(EXERCISE INPUT Opens)
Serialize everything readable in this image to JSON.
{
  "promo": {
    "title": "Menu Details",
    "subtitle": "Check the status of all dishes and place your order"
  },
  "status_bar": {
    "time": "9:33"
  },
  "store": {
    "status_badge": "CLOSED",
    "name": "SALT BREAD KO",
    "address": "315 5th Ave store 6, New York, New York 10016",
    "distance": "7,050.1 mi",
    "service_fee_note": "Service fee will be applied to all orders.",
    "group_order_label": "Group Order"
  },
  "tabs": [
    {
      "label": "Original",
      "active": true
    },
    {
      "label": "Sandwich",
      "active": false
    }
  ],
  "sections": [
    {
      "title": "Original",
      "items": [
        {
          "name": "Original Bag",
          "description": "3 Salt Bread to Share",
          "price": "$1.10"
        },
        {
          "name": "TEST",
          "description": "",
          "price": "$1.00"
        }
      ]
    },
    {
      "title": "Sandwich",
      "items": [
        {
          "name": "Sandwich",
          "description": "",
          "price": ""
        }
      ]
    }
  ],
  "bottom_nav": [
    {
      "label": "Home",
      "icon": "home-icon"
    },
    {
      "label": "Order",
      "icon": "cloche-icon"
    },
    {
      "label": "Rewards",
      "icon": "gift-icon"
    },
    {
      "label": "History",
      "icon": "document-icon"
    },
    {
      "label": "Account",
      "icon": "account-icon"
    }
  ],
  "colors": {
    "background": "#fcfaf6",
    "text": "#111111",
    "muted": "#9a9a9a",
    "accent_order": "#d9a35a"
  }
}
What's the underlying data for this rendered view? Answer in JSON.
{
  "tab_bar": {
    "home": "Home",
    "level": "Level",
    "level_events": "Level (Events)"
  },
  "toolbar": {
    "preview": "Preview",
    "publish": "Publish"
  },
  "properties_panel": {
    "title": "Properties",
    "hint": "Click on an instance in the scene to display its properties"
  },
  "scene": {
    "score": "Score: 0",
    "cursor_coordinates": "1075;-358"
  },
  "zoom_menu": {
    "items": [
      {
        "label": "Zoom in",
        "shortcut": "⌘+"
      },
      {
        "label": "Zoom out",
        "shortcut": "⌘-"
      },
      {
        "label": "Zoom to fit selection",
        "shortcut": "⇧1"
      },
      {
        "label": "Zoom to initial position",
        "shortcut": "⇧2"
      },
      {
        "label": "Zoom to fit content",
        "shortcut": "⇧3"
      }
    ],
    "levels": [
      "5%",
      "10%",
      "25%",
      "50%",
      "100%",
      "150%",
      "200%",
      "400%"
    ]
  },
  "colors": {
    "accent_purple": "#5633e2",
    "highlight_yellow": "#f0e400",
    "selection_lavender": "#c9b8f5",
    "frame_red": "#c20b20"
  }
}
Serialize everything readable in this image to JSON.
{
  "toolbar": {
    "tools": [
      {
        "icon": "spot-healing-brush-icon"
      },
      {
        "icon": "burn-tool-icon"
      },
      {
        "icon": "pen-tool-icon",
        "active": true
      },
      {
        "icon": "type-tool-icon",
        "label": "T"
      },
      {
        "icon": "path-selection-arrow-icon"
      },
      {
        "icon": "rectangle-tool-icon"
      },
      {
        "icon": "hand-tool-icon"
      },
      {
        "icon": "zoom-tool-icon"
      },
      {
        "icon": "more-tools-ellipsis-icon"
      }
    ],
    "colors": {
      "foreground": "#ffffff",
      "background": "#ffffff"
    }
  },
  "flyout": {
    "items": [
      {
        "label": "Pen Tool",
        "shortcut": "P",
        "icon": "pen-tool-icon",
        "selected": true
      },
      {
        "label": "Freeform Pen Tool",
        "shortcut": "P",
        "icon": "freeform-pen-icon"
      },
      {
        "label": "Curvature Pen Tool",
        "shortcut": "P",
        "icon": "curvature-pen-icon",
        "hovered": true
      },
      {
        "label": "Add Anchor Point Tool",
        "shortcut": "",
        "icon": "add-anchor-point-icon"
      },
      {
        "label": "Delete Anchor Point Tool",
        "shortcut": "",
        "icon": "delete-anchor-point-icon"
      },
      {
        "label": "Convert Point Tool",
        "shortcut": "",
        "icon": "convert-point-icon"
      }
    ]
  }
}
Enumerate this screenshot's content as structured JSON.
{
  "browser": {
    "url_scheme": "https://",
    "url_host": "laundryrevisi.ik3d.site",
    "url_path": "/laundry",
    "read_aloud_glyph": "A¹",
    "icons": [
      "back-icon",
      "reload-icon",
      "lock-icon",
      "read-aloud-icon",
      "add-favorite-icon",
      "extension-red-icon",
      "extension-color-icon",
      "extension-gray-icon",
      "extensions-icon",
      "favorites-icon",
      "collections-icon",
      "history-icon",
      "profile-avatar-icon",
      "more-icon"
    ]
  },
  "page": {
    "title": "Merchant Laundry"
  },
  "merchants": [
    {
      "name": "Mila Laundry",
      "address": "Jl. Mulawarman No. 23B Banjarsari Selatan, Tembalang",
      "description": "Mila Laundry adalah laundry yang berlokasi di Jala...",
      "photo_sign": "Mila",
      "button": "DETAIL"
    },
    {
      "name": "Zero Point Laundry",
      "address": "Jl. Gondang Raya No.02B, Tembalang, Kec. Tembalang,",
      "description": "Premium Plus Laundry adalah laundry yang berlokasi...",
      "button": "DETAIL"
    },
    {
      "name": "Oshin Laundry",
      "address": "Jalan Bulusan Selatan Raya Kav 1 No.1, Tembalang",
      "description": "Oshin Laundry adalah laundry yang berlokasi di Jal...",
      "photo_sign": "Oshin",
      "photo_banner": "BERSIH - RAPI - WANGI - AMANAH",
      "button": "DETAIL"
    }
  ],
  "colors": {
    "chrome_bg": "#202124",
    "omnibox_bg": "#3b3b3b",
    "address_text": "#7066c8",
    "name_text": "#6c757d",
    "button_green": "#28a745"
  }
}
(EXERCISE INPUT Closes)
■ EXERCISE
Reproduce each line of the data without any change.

■ YOUR SOLUTION
Serialize everything readable in this image to JSON.
{
  "promo": {
    "title": "Menu Details",
    "subtitle": "Check the status of all dishes and place your order"
  },
  "status_bar": {
    "time": "9:33"
  },
  "store": {
    "status_badge": "CLOSED",
    "name": "SALT BREAD KO",
    "address": "315 5th Ave store 6, New York, New York 10016",
    "distance": "7,050.1 mi",
    "service_fee_note": "Service fee will be applied to all orders.",
    "group_order_label": "Group Order"
  },
  "tabs": [
    {
      "label": "Original",
      "active": true
    },
    {
      "label": "Sandwich",
      "active": false
    }
  ],
  "sections": [
    {
      "title": "Original",
      "items": [
        {
          "name": "Original Bag",
          "description": "3 Salt Bread to Share",
          "price": "$1.10"
        },
        {
          "name": "TEST",
          "description": "",
          "price": "$1.00"
        }
      ]
    },
    {
      "title": "Sandwich",
      "items": [
        {
          "name": "Sandwich",
          "description": "",
          "price": ""
        }
      ]
    }
  ],
  "bottom_nav": [
    {
      "label": "Home",
      "icon": "home-icon"
    },
    {
      "label": "Order",
      "icon": "cloche-icon"
    },
    {
      "label": "Rewards",
      "icon": "gift-icon"
    },
    {
      "label": "History",
      "icon": "document-icon"
    },
    {
      "label": "Account",
      "icon": "account-icon"
    }
  ],
  "colors": {
    "background": "#fcfaf6",
    "text": "#111111",
    "muted": "#9a9a9a",
    "accent_order": "#d9a35a"
  }
}
What's the underlying data for this rendered view? Answer in JSON.
{
  "tab_bar": {
    "home": "Home",
    "level": "Level",
    "level_events": "Level (Events)"
  },
  "toolbar": {
    "preview": "Preview",
    "publish": "Publish"
  },
  "properties_panel": {
    "title": "Properties",
    "hint": "Click on an instance in the scene to display its properties"
  },
  "scene": {
    "score": "Score: 0",
    "cursor_coordinates": "1075;-358"
  },
  "zoom_menu": {
    "items": [
      {
        "label": "Zoom in",
        "shortcut": "⌘+"
      },
      {
        "label": "Zoom out",
        "shortcut": "⌘-"
      },
      {
        "label": "Zoom to fit selection",
        "shortcut": "⇧1"
      },
      {
        "label": "Zoom to initial position",
        "shortcut": "⇧2"
      },
      {
        "label": "Zoom to fit content",
        "shortcut": "⇧3"
      }
    ],
    "levels": [
      "5%",
      "10%",
      "25%",
      "50%",
      "100%",
      "150%",
      "200%",
      "400%"
    ]
  },
  "colors": {
    "accent_purple": "#5633e2",
    "highlight_yellow": "#f0e400",
    "selection_lavender": "#c9b8f5",
    "frame_red": "#c20b20"
  }
}
Serialize everything readable in this image to JSON.
{
  "toolbar": {
    "tools": [
      {
        "icon": "spot-healing-brush-icon"
      },
      {
        "icon": "burn-tool-icon"
      },
      {
        "icon": "pen-tool-icon",
        "active": true
      },
      {
        "icon": "type-tool-icon",
        "label": "T"
      },
      {
        "icon": "path-selection-arrow-icon"
      },
      {
        "icon": "rectangle-tool-icon"
      },
      {
        "icon": "hand-tool-icon"
      },
      {
        "icon": "zoom-tool-icon"
      },
      {
        "icon": "more-tools-ellipsis-icon"
      }
    ],
    "colors": {
      "foreground": "#ffffff",
      "background": "#ffffff"
    }
  },
  "flyout": {
    "items": [
      {
        "label": "Pen Tool",
        "shortcut": "P",
        "icon": "pen-tool-icon",
        "selected": true
      },
      {
        "label": "Freeform Pen Tool",
        "shortcut": "P",
        "icon": "freeform-pen-icon"
      },
      {
        "label": "Curvature Pen Tool",
        "shortcut": "P",
        "icon": "curvature-pen-icon",
        "hovered": true
      },
      {
        "label": "Add Anchor Point Tool",
        "shortcut": "",
        "icon": "add-anchor-point-icon"
      },
      {
        "label": "Delete Anchor Point Tool",
        "shortcut": "",
        "icon": "delete-anchor-point-icon"
      },
      {
        "label": "Convert Point Tool",
        "shortcut": "",
        "icon": "convert-point-icon"
      }
    ]
  }
}
Enumerate this screenshot's content as structured JSON.
{
  "browser": {
    "url_scheme": "https://",
    "url_host": "laundryrevisi.ik3d.site",
    "url_path": "/laundry",
    "read_aloud_glyph": "A¹",
    "icons": [
      "back-icon",
      "reload-icon",
      "lock-icon",
      "read-aloud-icon",
      "add-favorite-icon",
      "extension-red-icon",
      "extension-color-icon",
      "extension-gray-icon",
      "extensions-icon",
      "favorites-icon",
      "collections-icon",
      "history-icon",
      "profile-avatar-icon",
      "more-icon"
    ]
  },
  "page": {
    "title": "Merchant Laundry"
  },
  "merchants": [
    {
      "name": "Mila Laundry",
      "address": "Jl. Mulawarman No. 23B Banjarsari Selatan, Tembalang",
      "description": "Mila Laundry adalah laundry yang berlokasi di Jala...",
      "photo_sign": "Mila",
      "button": "DETAIL"
    },
    {
      "name": "Zero Point Laundry",
      "address": "Jl. Gondang Raya No.02B, Tembalang, Kec. Tembalang,",
      "description": "Premium Plus Laundry adalah laundry yang berlokasi...",
      "button": "DETAIL"
    },
    {
      "name": "Oshin Laundry",
      "address": "Jalan Bulusan Selatan Raya Kav 1 No.1, Tembalang",
      "description": "Oshin Laundry adalah laundry yang berlokasi di Jal...",
      "photo_sign": "Oshin",
      "photo_banner": "BERSIH - RAPI - WANGI - AMANAH",
      "button": "DETAIL"
    }
  ],
  "colors": {
    "chrome_bg": "#202124",
    "omnibox_bg": "#3b3b3b",
    "address_text": "#7066c8",
    "name_text": "#6c757d",
    "button_green": "#28a745"
  }
}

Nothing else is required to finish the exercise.